---- Material for the task

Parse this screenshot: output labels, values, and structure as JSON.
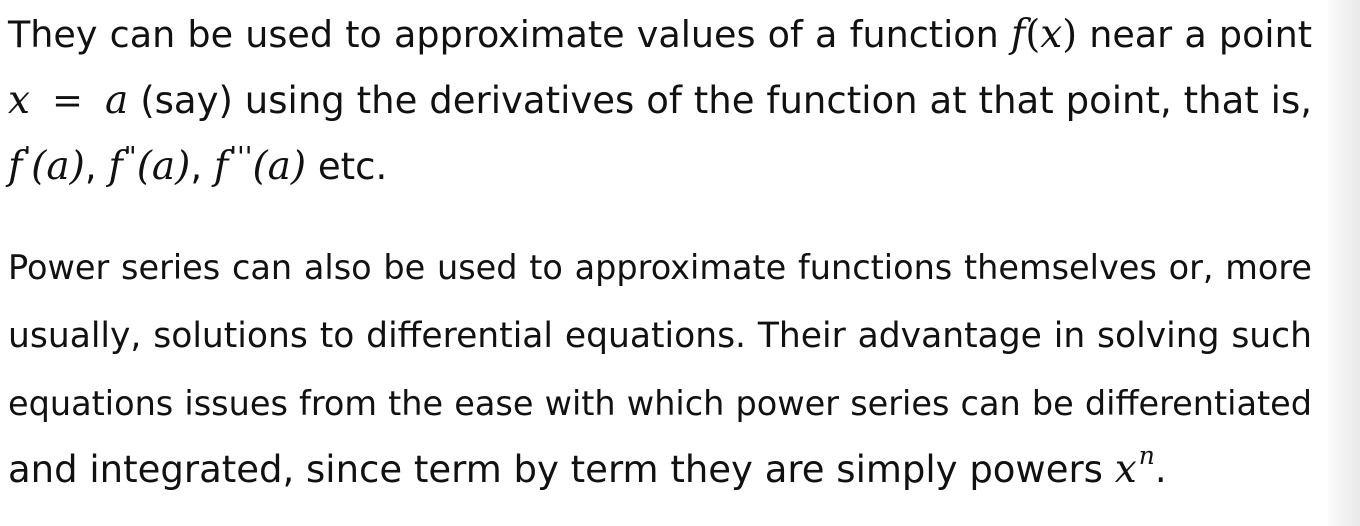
{
  "paragraph1": {
    "line1_text": "They can be used to approximate values of a function",
    "line1_fx_f": "f",
    "line1_fx_open": "(",
    "line1_fx_x": "x",
    "line1_fx_close": ")",
    "line1_tail": "near a point",
    "line2_x": "x",
    "line2_eq": "=",
    "line2_a": "a",
    "line2_text": "(say) using the derivatives of the function at that point, that is,",
    "line3_f1": "f",
    "line3_p1": "'",
    "line3_arg1": "(a)",
    "line3_f2": "f",
    "line3_p2": "\"",
    "line3_arg2": "(a)",
    "line3_f3": "f",
    "line3_p3": "'''",
    "line3_arg3": "(a)",
    "line3_tail": "etc."
  },
  "paragraph2": {
    "line1": "Power series can also be used to approximate functions themselves or, more",
    "line2": "usually, solutions to differential equations.  Their advantage in solving such",
    "line3": "equations issues from the ease with which power series can be differentiated",
    "line4_text": "and integrated, since term by term they are simply powers",
    "line4_base": "x",
    "line4_exp": "n",
    "line4_end": "."
  }
}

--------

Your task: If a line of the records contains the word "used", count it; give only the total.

Exercise answer: 2